RECORD SET:
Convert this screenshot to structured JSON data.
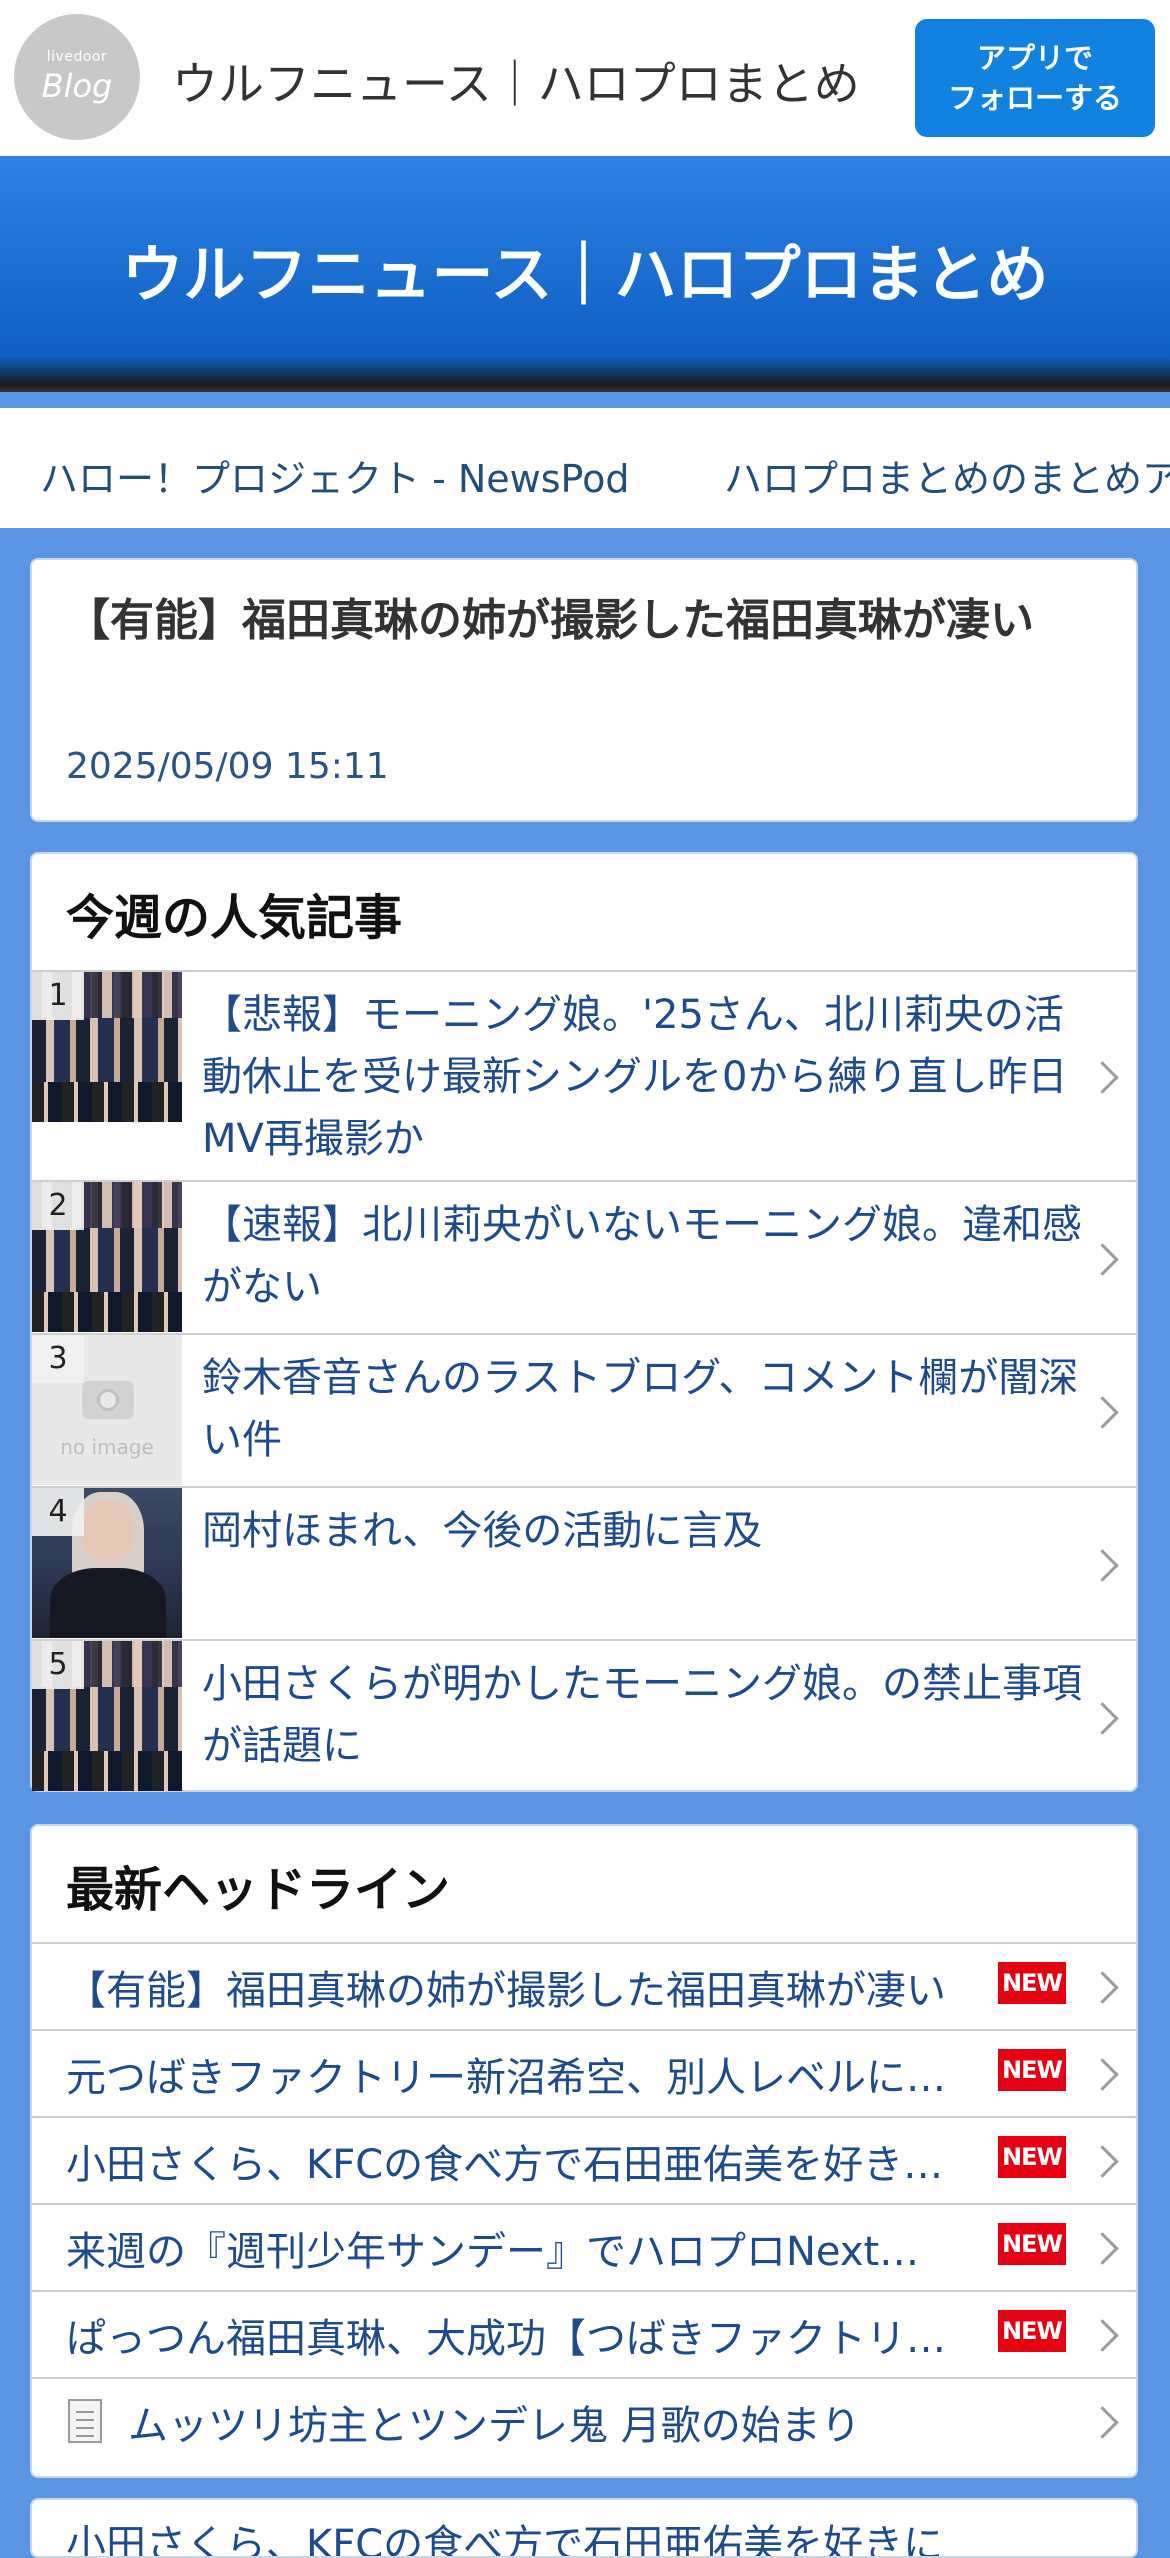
{
  "header": {
    "logo_small": "livedoor",
    "logo_big": "Blog",
    "title": "ウルフニュース｜ハロプロまとめ",
    "follow_line1": "アプリで",
    "follow_line2": "フォローする"
  },
  "hero": {
    "title": "ウルフニュース｜ハロプロまとめ"
  },
  "nav": {
    "items": [
      "ハロー！プロジェクト - NewsPod",
      "ハロプロまとめのまとめア"
    ]
  },
  "article": {
    "title": "【有能】福田真琳の姉が撮影した福田真琳が凄い",
    "date": "2025/05/09 15:11"
  },
  "popular": {
    "heading": "今週の人気記事",
    "no_image_label": "no image",
    "items": [
      {
        "rank": "1",
        "title": "【悲報】モーニング娘。'25さん、北川莉央の活動休止を受け最新シングルを0から練り直し昨日MV再撮影か"
      },
      {
        "rank": "2",
        "title": "【速報】北川莉央がいないモーニング娘。違和感がない"
      },
      {
        "rank": "3",
        "title": "鈴木香音さんのラストブログ、コメント欄が闇深い件"
      },
      {
        "rank": "4",
        "title": "岡村ほまれ、今後の活動に言及"
      },
      {
        "rank": "5",
        "title": "小田さくらが明かしたモーニング娘。の禁止事項が話題に"
      }
    ]
  },
  "headlines": {
    "heading": "最新ヘッドライン",
    "new_label": "NEW",
    "items": [
      {
        "title": "【有能】福田真琳の姉が撮影した福田真琳が凄い"
      },
      {
        "title": "元つばきファクトリー新沼希空、別人レベルに…"
      },
      {
        "title": "小田さくら、KFCの食べ方で石田亜佑美を好き…"
      },
      {
        "title": "来週の『週刊少年サンデー』でハロプロNext…"
      },
      {
        "title": "ぱっつん福田真琳、大成功【つばきファクトリ…"
      }
    ],
    "external": {
      "title": "ムッツリ坊主とツンデレ鬼 月歌の始まり"
    }
  },
  "bottom_peek": {
    "title": "小田さくら、KFCの食べ方で石田亜佑美を好きに"
  }
}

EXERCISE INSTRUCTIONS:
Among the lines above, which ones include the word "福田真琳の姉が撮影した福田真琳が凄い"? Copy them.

RESULT:
    "title": "【有能】福田真琳の姉が撮影した福田真琳が凄い",
        "title": "【有能】福田真琳の姉が撮影した福田真琳が凄い"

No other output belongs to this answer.